Ram Naik in election battle with top Indian film star

Vol 8, PW 2 (21 Apr 04) People & Policy
     

India goes to the polls in national elections between 20th April and 10th May and next Monday, on 26th April, voters in the Mumbai North parliamentary constituency of oil minister Ram Naik will either re-elect or defeat him.

This will be Naiks sixth parliamentary election from Mumbai North, a constituency he has held undefeated since 1989. In the last national election in 1998, Naik, 71, defeated his nearest rival by a massive margin of 350,000 votes and was made junior railway minister.

The next year he was made oil minister a position he holds till now and which he uses to full effect at the taxpayers expense.
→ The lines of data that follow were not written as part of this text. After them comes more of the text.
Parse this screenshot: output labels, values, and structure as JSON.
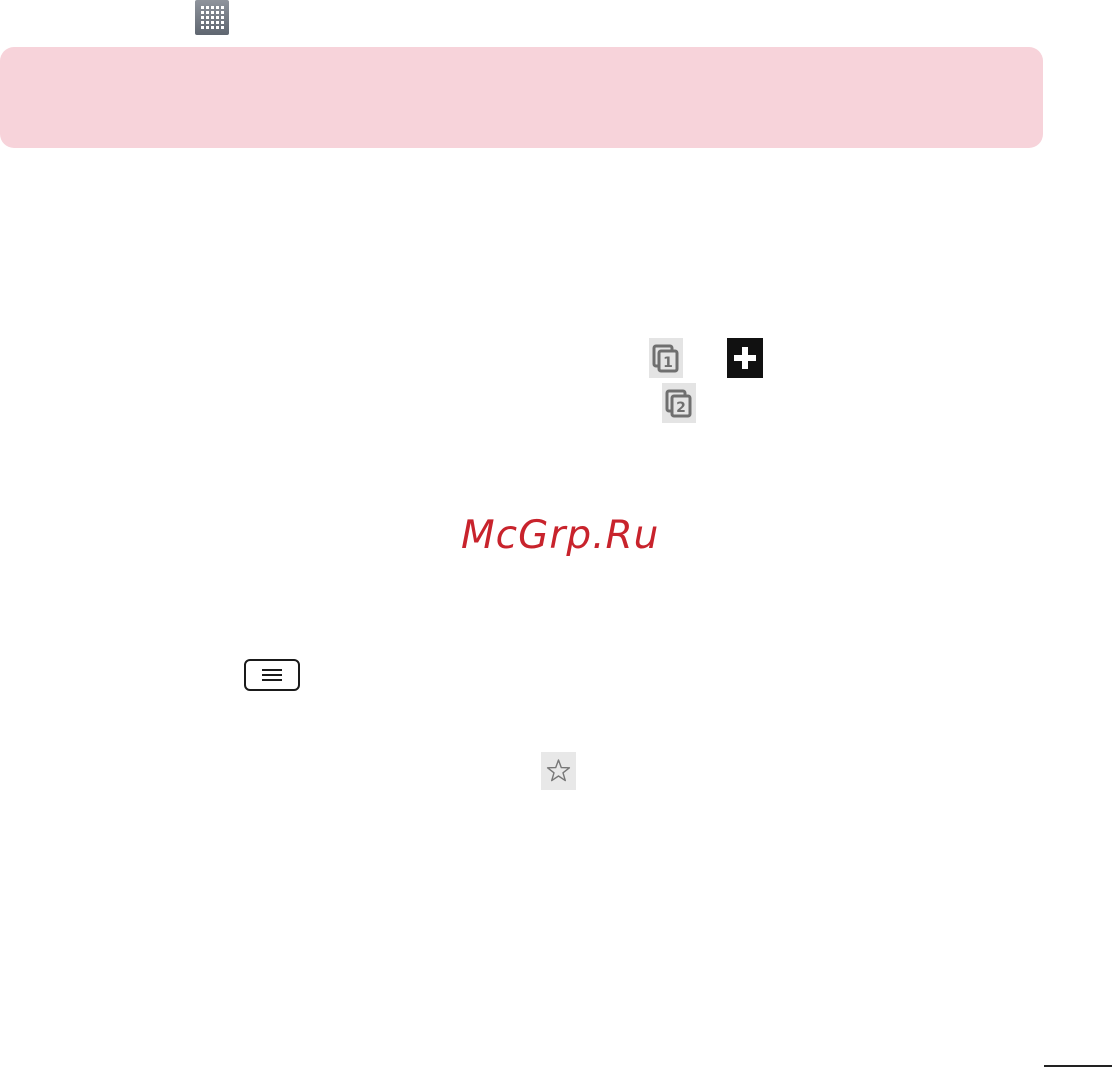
{
  "watermark": {
    "text": "McGrp.Ru",
    "color": "#c8232c"
  },
  "banner": {
    "color": "#f7d3da"
  },
  "icons": {
    "apps": "apps-grid-icon",
    "tabs_1": "tabs-1-icon",
    "new_tab": "plus-icon",
    "tabs_2": "tabs-2-icon",
    "menu": "menu-key-icon",
    "bookmark": "star-icon"
  },
  "tab_numbers": {
    "first": "1",
    "second": "2"
  }
}
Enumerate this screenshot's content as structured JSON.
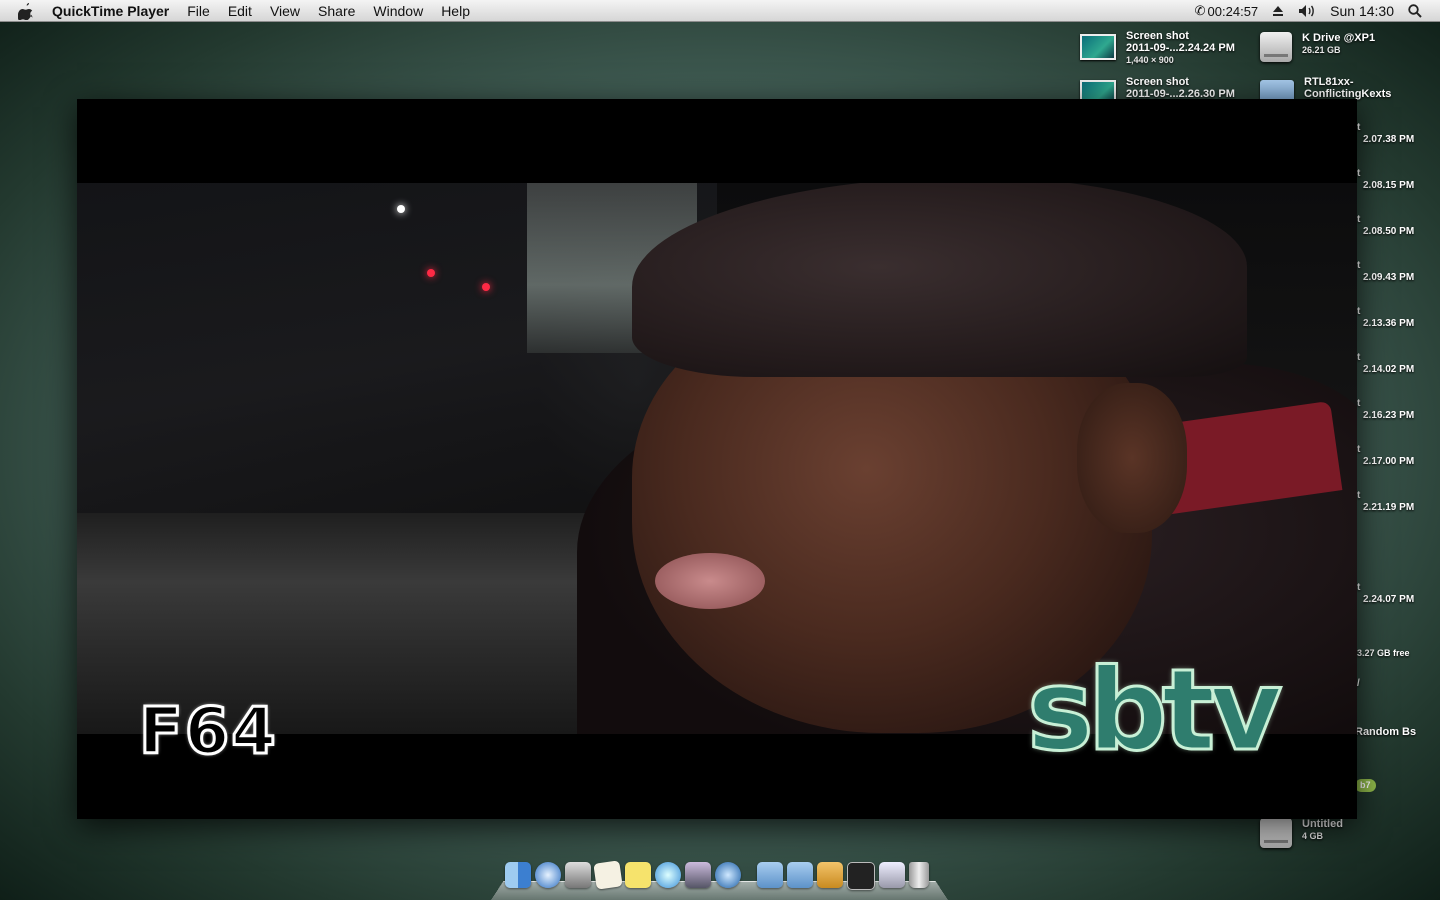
{
  "menubar": {
    "app_name": "QuickTime Player",
    "menus": [
      "File",
      "Edit",
      "View",
      "Share",
      "Window",
      "Help"
    ],
    "call_timer": "00:24:57",
    "clock": "Sun 14:30"
  },
  "desktop": {
    "items": [
      {
        "title_line1": "Screen shot",
        "title_line2": "2011-09-...2.24.24 PM",
        "subtitle": "1,440 × 900"
      },
      {
        "title_line1": "K Drive @XP1",
        "title_line2": "",
        "subtitle": "26.21 GB"
      },
      {
        "title_line1": "Screen shot",
        "title_line2": "2011-09-...2.26.30 PM",
        "subtitle": ""
      },
      {
        "title_line1": "RTL81xx-",
        "title_line2": "ConflictingKexts",
        "subtitle": ""
      },
      {
        "title_line1": "Untitled",
        "title_line2": "",
        "subtitle": "4 GB"
      }
    ],
    "peek_labels": [
      "t",
      "2.07.38 PM",
      "t",
      "2.08.15 PM",
      "t",
      "2.08.50 PM",
      "t",
      "2.09.43 PM",
      "t",
      "2.13.36 PM",
      "t",
      "2.14.02 PM",
      "t",
      "2.16.23 PM",
      "t",
      "2.17.00 PM",
      "t",
      "2.21.19 PM",
      "t",
      "2.24.07 PM",
      "3.27 GB free",
      "/",
      "Random Bs"
    ],
    "badge": "b7"
  },
  "video": {
    "overlay_left": "F64",
    "overlay_right": "sbtv"
  },
  "dock": {
    "icons": [
      "finder-icon",
      "safari-icon",
      "preview-icon",
      "textedit-icon",
      "stickies-icon",
      "itunes-icon",
      "photo-icon",
      "quicktime-icon",
      "applications-folder-icon",
      "documents-folder-icon",
      "downloads-stack-icon",
      "terminal-icon",
      "window-icon",
      "trash-icon"
    ]
  }
}
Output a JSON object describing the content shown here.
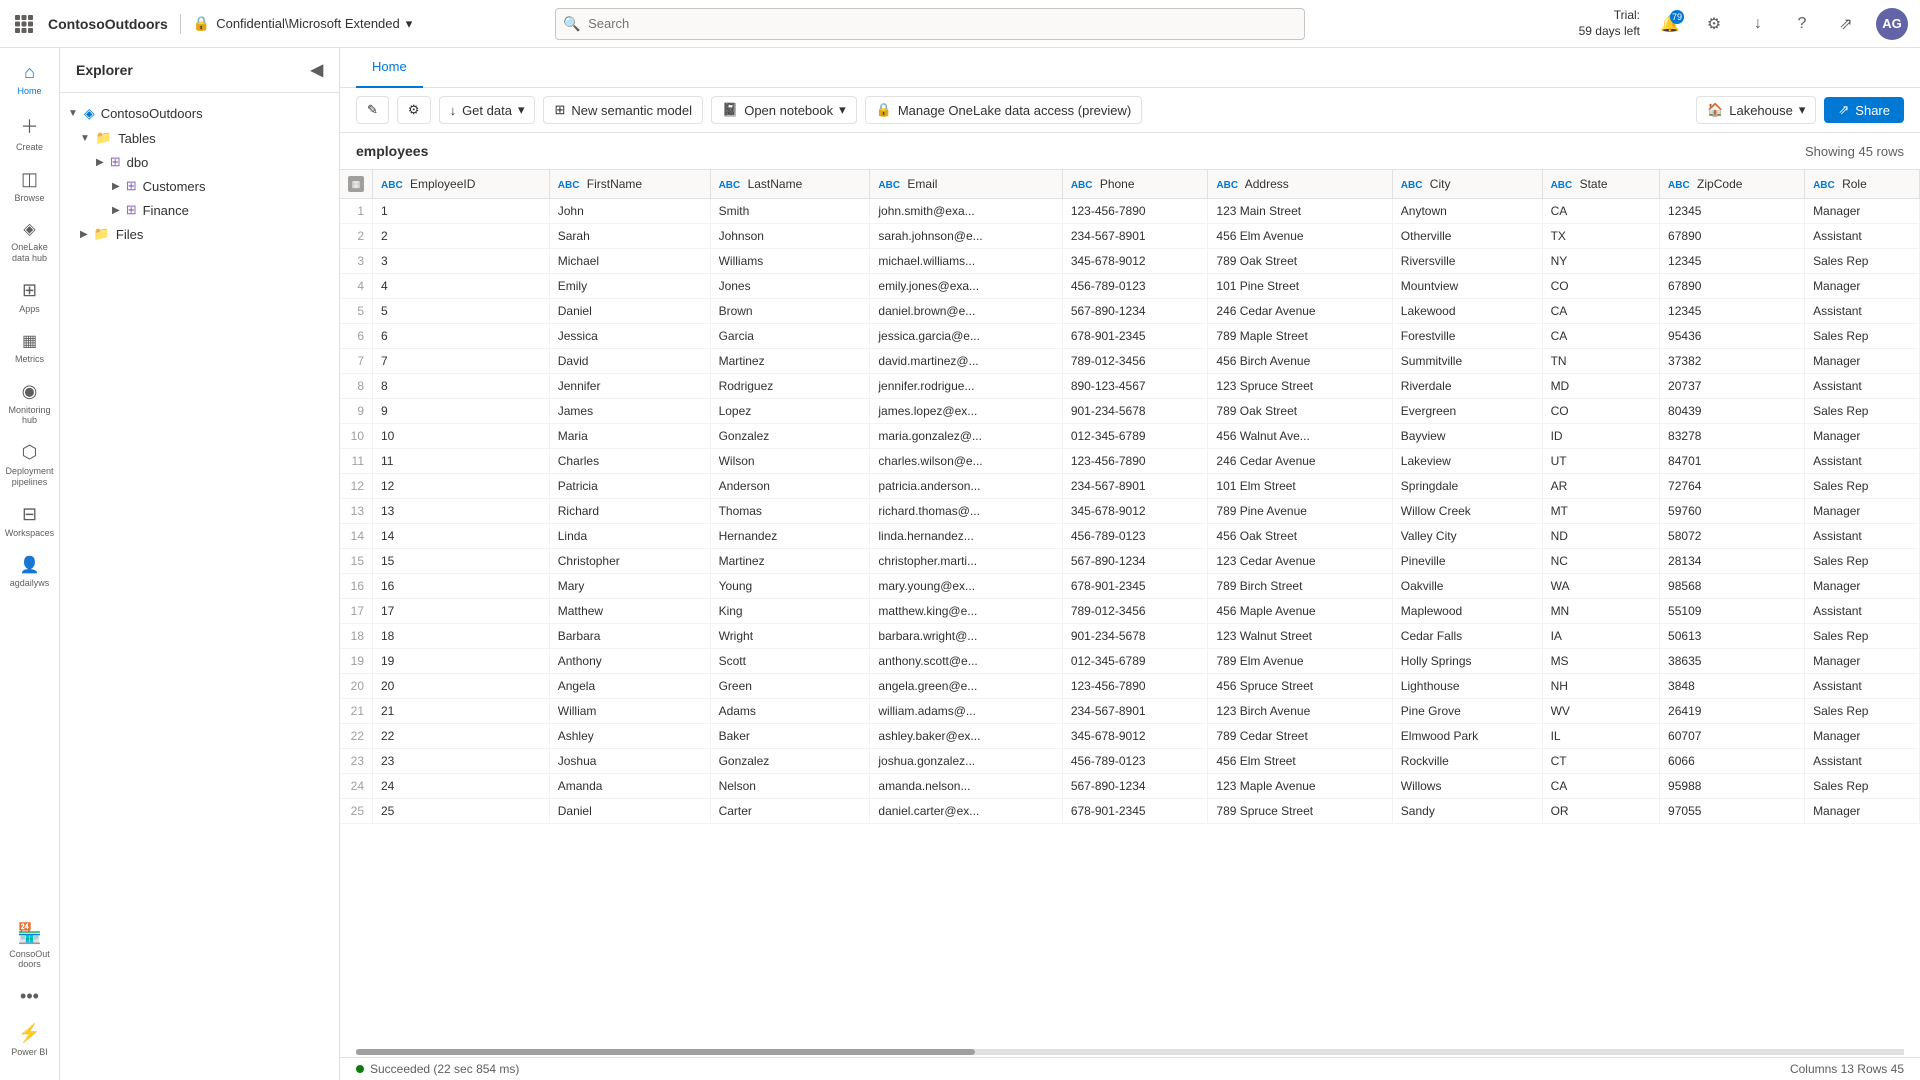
{
  "topbar": {
    "logo": "ContosoOutdoors",
    "divider": "|",
    "workspace_icon": "🔒",
    "workspace_label": "Confidential\\Microsoft Extended",
    "workspace_chevron": "▾",
    "search_placeholder": "Search",
    "trial_line1": "Trial:",
    "trial_line2": "59 days left",
    "notification_badge": "79",
    "avatar_initials": "AG"
  },
  "sidebar": {
    "items": [
      {
        "id": "home",
        "icon": "⌂",
        "label": "Home"
      },
      {
        "id": "create",
        "icon": "+",
        "label": "Create"
      },
      {
        "id": "browse",
        "icon": "◫",
        "label": "Browse"
      },
      {
        "id": "onelake",
        "icon": "◈",
        "label": "OneLake data hub"
      },
      {
        "id": "apps",
        "icon": "⊞",
        "label": "Apps"
      },
      {
        "id": "metrics",
        "icon": "▦",
        "label": "Metrics"
      },
      {
        "id": "monitoring",
        "icon": "◉",
        "label": "Monitoring hub"
      },
      {
        "id": "deployment",
        "icon": "⬡",
        "label": "Deployment pipelines"
      },
      {
        "id": "workspaces",
        "icon": "⊟",
        "label": "Workspaces"
      },
      {
        "id": "agdailyws",
        "icon": "👤",
        "label": "agdailyws"
      }
    ],
    "bottom_items": [
      {
        "id": "contoso",
        "icon": "🏪",
        "label": "ConsoOut doors"
      },
      {
        "id": "more",
        "icon": "…",
        "label": ""
      },
      {
        "id": "powerbi",
        "icon": "⚡",
        "label": "Power BI"
      }
    ]
  },
  "explorer": {
    "title": "Explorer",
    "tree": [
      {
        "level": 0,
        "icon": "▼",
        "type": "workspace",
        "label": "ContosoOutdoors",
        "expanded": true
      },
      {
        "level": 1,
        "icon": "▼",
        "type": "folder",
        "label": "Tables",
        "expanded": true
      },
      {
        "level": 2,
        "icon": "▶",
        "type": "schema",
        "label": "dbo",
        "expanded": true
      },
      {
        "level": 3,
        "icon": "▶",
        "type": "table",
        "label": "Customers",
        "expanded": false,
        "selected": false
      },
      {
        "level": 3,
        "icon": "▶",
        "type": "table",
        "label": "Finance",
        "expanded": false,
        "selected": false
      },
      {
        "level": 1,
        "icon": "▶",
        "type": "folder",
        "label": "Files",
        "expanded": false
      }
    ]
  },
  "tabs": [
    {
      "id": "home",
      "label": "Home",
      "active": true
    }
  ],
  "toolbar": {
    "edit_icon": "✎",
    "settings_icon": "⚙",
    "get_data_label": "Get data",
    "get_data_icon": "↓",
    "new_semantic_label": "New semantic model",
    "new_semantic_icon": "⊞",
    "open_notebook_label": "Open notebook",
    "open_notebook_icon": "📓",
    "manage_label": "Manage OneLake data access (preview)",
    "manage_icon": "🔒",
    "lakehouse_label": "Lakehouse",
    "lakehouse_icon": "🏠",
    "share_label": "Share"
  },
  "data": {
    "table_name": "employees",
    "row_count_label": "Showing 45 rows",
    "columns": [
      {
        "type": "ABC",
        "name": "EmployeeID"
      },
      {
        "type": "ABC",
        "name": "FirstName"
      },
      {
        "type": "ABC",
        "name": "LastName"
      },
      {
        "type": "ABC",
        "name": "Email"
      },
      {
        "type": "ABC",
        "name": "Phone"
      },
      {
        "type": "ABC",
        "name": "Address"
      },
      {
        "type": "ABC",
        "name": "City"
      },
      {
        "type": "ABC",
        "name": "State"
      },
      {
        "type": "ABC",
        "name": "ZipCode"
      },
      {
        "type": "ABC",
        "name": "Role"
      }
    ],
    "rows": [
      [
        1,
        1,
        "John",
        "Smith",
        "john.smith@exa...",
        "123-456-7890",
        "123 Main Street",
        "Anytown",
        "CA",
        "12345",
        "Manager"
      ],
      [
        2,
        2,
        "Sarah",
        "Johnson",
        "sarah.johnson@e...",
        "234-567-8901",
        "456 Elm Avenue",
        "Otherville",
        "TX",
        "67890",
        "Assistant"
      ],
      [
        3,
        3,
        "Michael",
        "Williams",
        "michael.williams...",
        "345-678-9012",
        "789 Oak Street",
        "Riversville",
        "NY",
        "12345",
        "Sales Rep"
      ],
      [
        4,
        4,
        "Emily",
        "Jones",
        "emily.jones@exa...",
        "456-789-0123",
        "101 Pine Street",
        "Mountview",
        "CO",
        "67890",
        "Manager"
      ],
      [
        5,
        5,
        "Daniel",
        "Brown",
        "daniel.brown@e...",
        "567-890-1234",
        "246 Cedar Avenue",
        "Lakewood",
        "CA",
        "12345",
        "Assistant"
      ],
      [
        6,
        6,
        "Jessica",
        "Garcia",
        "jessica.garcia@e...",
        "678-901-2345",
        "789 Maple Street",
        "Forestville",
        "CA",
        "95436",
        "Sales Rep"
      ],
      [
        7,
        7,
        "David",
        "Martinez",
        "david.martinez@...",
        "789-012-3456",
        "456 Birch Avenue",
        "Summitville",
        "TN",
        "37382",
        "Manager"
      ],
      [
        8,
        8,
        "Jennifer",
        "Rodriguez",
        "jennifer.rodrigue...",
        "890-123-4567",
        "123 Spruce Street",
        "Riverdale",
        "MD",
        "20737",
        "Assistant"
      ],
      [
        9,
        9,
        "James",
        "Lopez",
        "james.lopez@ex...",
        "901-234-5678",
        "789 Oak Street",
        "Evergreen",
        "CO",
        "80439",
        "Sales Rep"
      ],
      [
        10,
        10,
        "Maria",
        "Gonzalez",
        "maria.gonzalez@...",
        "012-345-6789",
        "456 Walnut Ave...",
        "Bayview",
        "ID",
        "83278",
        "Manager"
      ],
      [
        11,
        11,
        "Charles",
        "Wilson",
        "charles.wilson@e...",
        "123-456-7890",
        "246 Cedar Avenue",
        "Lakeview",
        "UT",
        "84701",
        "Assistant"
      ],
      [
        12,
        12,
        "Patricia",
        "Anderson",
        "patricia.anderson...",
        "234-567-8901",
        "101 Elm Street",
        "Springdale",
        "AR",
        "72764",
        "Sales Rep"
      ],
      [
        13,
        13,
        "Richard",
        "Thomas",
        "richard.thomas@...",
        "345-678-9012",
        "789 Pine Avenue",
        "Willow Creek",
        "MT",
        "59760",
        "Manager"
      ],
      [
        14,
        14,
        "Linda",
        "Hernandez",
        "linda.hernandez...",
        "456-789-0123",
        "456 Oak Street",
        "Valley City",
        "ND",
        "58072",
        "Assistant"
      ],
      [
        15,
        15,
        "Christopher",
        "Martinez",
        "christopher.marti...",
        "567-890-1234",
        "123 Cedar Avenue",
        "Pineville",
        "NC",
        "28134",
        "Sales Rep"
      ],
      [
        16,
        16,
        "Mary",
        "Young",
        "mary.young@ex...",
        "678-901-2345",
        "789 Birch Street",
        "Oakville",
        "WA",
        "98568",
        "Manager"
      ],
      [
        17,
        17,
        "Matthew",
        "King",
        "matthew.king@e...",
        "789-012-3456",
        "456 Maple Avenue",
        "Maplewood",
        "MN",
        "55109",
        "Assistant"
      ],
      [
        18,
        18,
        "Barbara",
        "Wright",
        "barbara.wright@...",
        "901-234-5678",
        "123 Walnut Street",
        "Cedar Falls",
        "IA",
        "50613",
        "Sales Rep"
      ],
      [
        19,
        19,
        "Anthony",
        "Scott",
        "anthony.scott@e...",
        "012-345-6789",
        "789 Elm Avenue",
        "Holly Springs",
        "MS",
        "38635",
        "Manager"
      ],
      [
        20,
        20,
        "Angela",
        "Green",
        "angela.green@e...",
        "123-456-7890",
        "456 Spruce Street",
        "Lighthouse",
        "NH",
        "3848",
        "Assistant"
      ],
      [
        21,
        21,
        "William",
        "Adams",
        "william.adams@...",
        "234-567-8901",
        "123 Birch Avenue",
        "Pine Grove",
        "WV",
        "26419",
        "Sales Rep"
      ],
      [
        22,
        22,
        "Ashley",
        "Baker",
        "ashley.baker@ex...",
        "345-678-9012",
        "789 Cedar Street",
        "Elmwood Park",
        "IL",
        "60707",
        "Manager"
      ],
      [
        23,
        23,
        "Joshua",
        "Gonzalez",
        "joshua.gonzalez...",
        "456-789-0123",
        "456 Elm Street",
        "Rockville",
        "CT",
        "6066",
        "Assistant"
      ],
      [
        24,
        24,
        "Amanda",
        "Nelson",
        "amanda.nelson...",
        "567-890-1234",
        "123 Maple Avenue",
        "Willows",
        "CA",
        "95988",
        "Sales Rep"
      ],
      [
        25,
        25,
        "Daniel",
        "Carter",
        "daniel.carter@ex...",
        "678-901-2345",
        "789 Spruce Street",
        "Sandy",
        "OR",
        "97055",
        "Manager"
      ]
    ]
  },
  "status_bar": {
    "ok_message": "Succeeded (22 sec 854 ms)",
    "columns_rows": "Columns 13 Rows 45"
  }
}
Thanks to Naik, state-owned oil companies have realised they have a social obligation to lay water pipelines, supply electricity to a fort and carry out other social work in their masters constituency.

When the ruling BJP re-nominated Naik as its candidate, no one doubted he would win, given his formidable reputation as MP and minister. But Naik now faces a tough fight: the opposition Congress party has nominated the popular Hindi film star Govind Arun Ahuja, better known by his screen name Govinda, to run against him.

Govinda is the antithesis of Naik. Young, dynamic and a rags-to-riches fairy tale, Govinda lives in Mumbais posh Juhu suburb and is making his maiden entry into politics.

In India, film stars and cricketers have far wider mass appeal than the likes of even reasonably successful politicians such as Naik. Initially, Naik made light of Govindas candidature by saying the film star would fail miserably.

But later in the campaign, Naik suffered another setback when he lost a crucial supporter: Hitendra Thakur, Maharashtra state independent legislator and alleged north Mumbai mafia boss, who switched sides to join Govinda. Until now, Thakur has been a major contributor to all of Naiks previous election victories as MP.

But today, Thakur is campaigning for Govinda, his childhood buddy. On the campaign trail Govinda is pulling in the crowds.

Naik, meanwhile, is sweating it out in the sweltering April heat of Mumbai.